GS: VR and AR, absolutely – it’s going to be huge. I think there will be huge social issues around VR though because it’s so believable and the virtual world is so much more appealing than a lot of people’s existence that they’ll choose to spend more time in it, so it’ll be interesting. The possibilities of VR are immense.

OT: When people have talked about flexible working spaces they’ve tried to fix how you use them with things like room booking systems. You’re fixing something that needs to be flexible and you could say that about technology. For example, video conferencing rooms – are they a thing of the past because at most tech companies these days everyone is glued to their laptop, walking around and Skyping and sharing information. Being flexible and what that actually means is going to change and largely be driven by technology, but spaces will be less fixed and people are going to react to that using technology so it’s about how we can facilitate using technology.

 

Move Commercial’s Business Breakfast was held in…
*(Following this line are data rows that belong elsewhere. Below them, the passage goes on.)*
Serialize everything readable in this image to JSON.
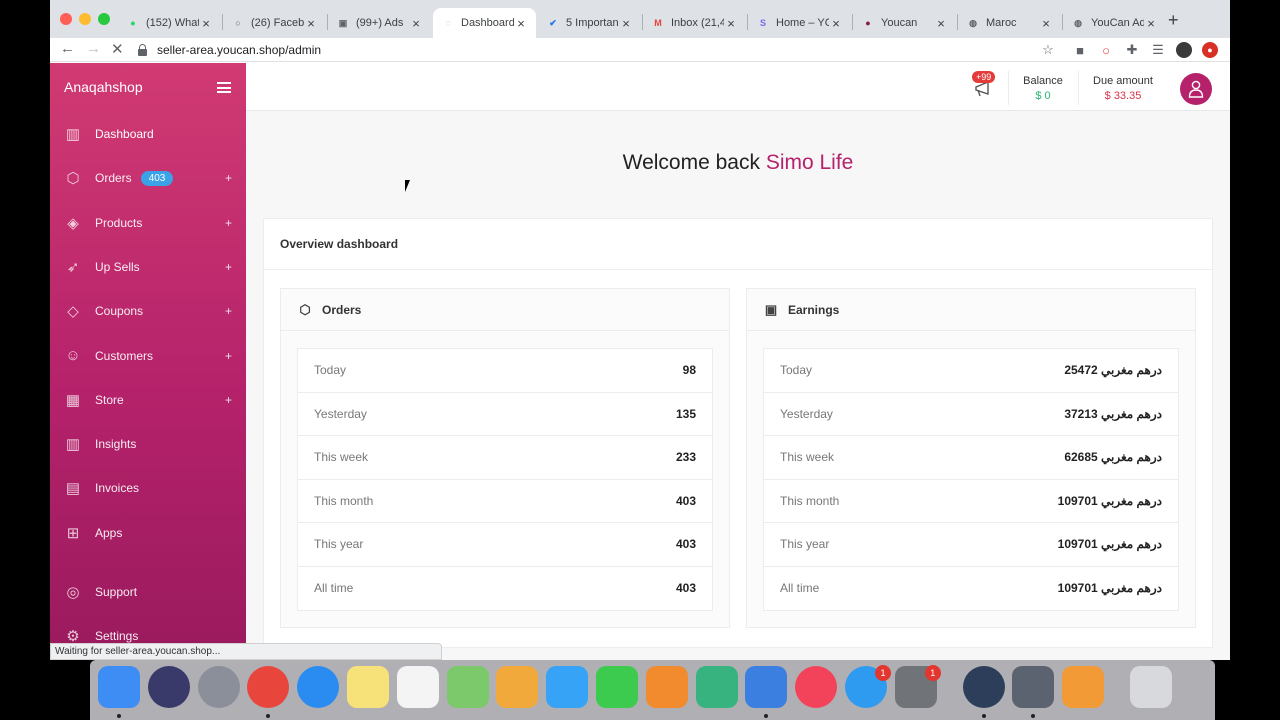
{
  "browser": {
    "tabs": [
      {
        "title": "(152) What",
        "fav_color": "#25d366",
        "fav_glyph": "●",
        "icon": "whatsapp-icon"
      },
      {
        "title": "(26) Faceb",
        "fav_color": "#5f6368",
        "fav_glyph": "○",
        "icon": "facebook-icon"
      },
      {
        "title": "(99+) Ads",
        "fav_color": "#5f6368",
        "fav_glyph": "▣",
        "icon": "ads-icon"
      },
      {
        "title": "Dashboard",
        "fav_color": "#9aa0a6",
        "fav_glyph": "◌",
        "icon": "loading-icon"
      },
      {
        "title": "5 Importan",
        "fav_color": "#1a73e8",
        "fav_glyph": "✔",
        "icon": "check-icon"
      },
      {
        "title": "Inbox (21,4",
        "fav_color": "#ea4335",
        "fav_glyph": "M",
        "icon": "gmail-icon"
      },
      {
        "title": "Home – YC",
        "fav_color": "#7b68ee",
        "fav_glyph": "S",
        "icon": "home-app-icon"
      },
      {
        "title": "Youcan",
        "fav_color": "#8a1a4a",
        "fav_glyph": "●",
        "icon": "youcan-icon"
      },
      {
        "title": "Maroc",
        "fav_color": "#5f6368",
        "fav_glyph": "◍",
        "icon": "globe-icon"
      },
      {
        "title": "YouCan Ad",
        "fav_color": "#5f6368",
        "fav_glyph": "◍",
        "icon": "globe-icon"
      }
    ],
    "active_tab": 3,
    "url": "seller-area.youcan.shop/admin",
    "status_text": "Waiting for seller-area.youcan.shop..."
  },
  "sidebar": {
    "brand": "Anaqahshop",
    "items": [
      {
        "label": "Dashboard",
        "icon": "bar-chart-icon",
        "glyph": "▥",
        "plus": false,
        "name": "dashboard"
      },
      {
        "label": "Orders",
        "icon": "box-icon",
        "glyph": "⬡",
        "plus": true,
        "badge": "403",
        "name": "orders"
      },
      {
        "label": "Products",
        "icon": "tag-icon",
        "glyph": "◈",
        "plus": true,
        "name": "products"
      },
      {
        "label": "Up Sells",
        "icon": "rocket-icon",
        "glyph": "➶",
        "plus": true,
        "name": "up-sells"
      },
      {
        "label": "Coupons",
        "icon": "coupon-icon",
        "glyph": "◇",
        "plus": true,
        "name": "coupons"
      },
      {
        "label": "Customers",
        "icon": "user-icon",
        "glyph": "☺",
        "plus": true,
        "name": "customers"
      },
      {
        "label": "Store",
        "icon": "store-icon",
        "glyph": "▦",
        "plus": true,
        "name": "store"
      },
      {
        "label": "Insights",
        "icon": "insights-icon",
        "glyph": "▥",
        "plus": false,
        "name": "insights"
      },
      {
        "label": "Invoices",
        "icon": "invoice-icon",
        "glyph": "▤",
        "plus": false,
        "name": "invoices"
      },
      {
        "label": "Apps",
        "icon": "apps-icon",
        "glyph": "⊞",
        "plus": false,
        "name": "apps"
      },
      {
        "label": "Support",
        "icon": "support-icon",
        "glyph": "◎",
        "plus": false,
        "name": "support"
      },
      {
        "label": "Settings",
        "icon": "gear-icon",
        "glyph": "⚙",
        "plus": false,
        "name": "settings"
      }
    ],
    "plus_glyph": "+"
  },
  "topbar": {
    "notif_count": "+99",
    "balance_label": "Balance",
    "balance_value": "$ 0",
    "balance_color": "#2bb673",
    "due_label": "Due amount",
    "due_value": "$ 33.35",
    "due_color": "#d9314b"
  },
  "welcome": {
    "prefix": "Welcome back",
    "name": "Simo Life"
  },
  "overview": {
    "title": "Overview dashboard",
    "orders": {
      "title": "Orders",
      "rows": [
        {
          "label": "Today",
          "value": "98"
        },
        {
          "label": "Yesterday",
          "value": "135"
        },
        {
          "label": "This week",
          "value": "233"
        },
        {
          "label": "This month",
          "value": "403"
        },
        {
          "label": "This year",
          "value": "403"
        },
        {
          "label": "All time",
          "value": "403"
        }
      ]
    },
    "earnings": {
      "title": "Earnings",
      "rows": [
        {
          "label": "Today",
          "value": "25472 درهم مغربي"
        },
        {
          "label": "Yesterday",
          "value": "37213 درهم مغربي"
        },
        {
          "label": "This week",
          "value": "62685 درهم مغربي"
        },
        {
          "label": "This month",
          "value": "109701 درهم مغربي"
        },
        {
          "label": "This year",
          "value": "109701 درهم مغربي"
        },
        {
          "label": "All time",
          "value": "109701 درهم مغربي"
        }
      ]
    }
  },
  "dock": {
    "apps": [
      {
        "name": "finder-icon",
        "color": "#3d8df5",
        "dot": true
      },
      {
        "name": "siri-icon",
        "color": "#3a3a6a"
      },
      {
        "name": "launchpad-icon",
        "color": "#8a8f99"
      },
      {
        "name": "chrome-icon",
        "color": "#e8453c",
        "dot": true
      },
      {
        "name": "safari-icon",
        "color": "#2a8cf0"
      },
      {
        "name": "notes-icon",
        "color": "#f7e27a"
      },
      {
        "name": "reminders-icon",
        "color": "#f4f4f4"
      },
      {
        "name": "maps-icon",
        "color": "#7cc96b"
      },
      {
        "name": "photos-icon",
        "color": "#f2a93b"
      },
      {
        "name": "messages-icon",
        "color": "#36a3f7"
      },
      {
        "name": "facetime-icon",
        "color": "#3ccb4e"
      },
      {
        "name": "pages-icon",
        "color": "#f28a2e"
      },
      {
        "name": "numbers-icon",
        "color": "#36b37e"
      },
      {
        "name": "keynote-icon",
        "color": "#3b7fe0",
        "dot": true
      },
      {
        "name": "music-icon",
        "color": "#f2435b"
      },
      {
        "name": "app-store-icon",
        "color": "#2e9bf0",
        "badge": "1"
      },
      {
        "name": "system-preferences-icon",
        "color": "#707378",
        "badge": "1"
      },
      {
        "name": "quicktime-icon",
        "color": "#2d3e5a",
        "dot": true
      },
      {
        "name": "utilities-icon",
        "color": "#5c6370",
        "dot": true
      },
      {
        "name": "calculator-icon",
        "color": "#f29a36"
      },
      {
        "name": "trash-icon",
        "color": "#d7d9dc"
      }
    ]
  }
}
Neo – Charlotte Street, Manchester, M1

Hailed as Bruntwood’s ‘most evolved workspace to date’, this vibrant Manchester city centre office building has the flexibility to accommodate small start-ups and established businesses alike. Well equipped with a diverse range of areas to collaborate and interact, it includes a roof terrace with all-weather pods, communal lounges and kitchens, presentation spaces and studios. Meanwhile an innovative approach to the transformation of the building, which was formerly known as Bank House, has added features such as an interactive digital art space, Bluetooth enabled mobile door access and an on-site gym. Visit www.bruntwood.co.uk for more information.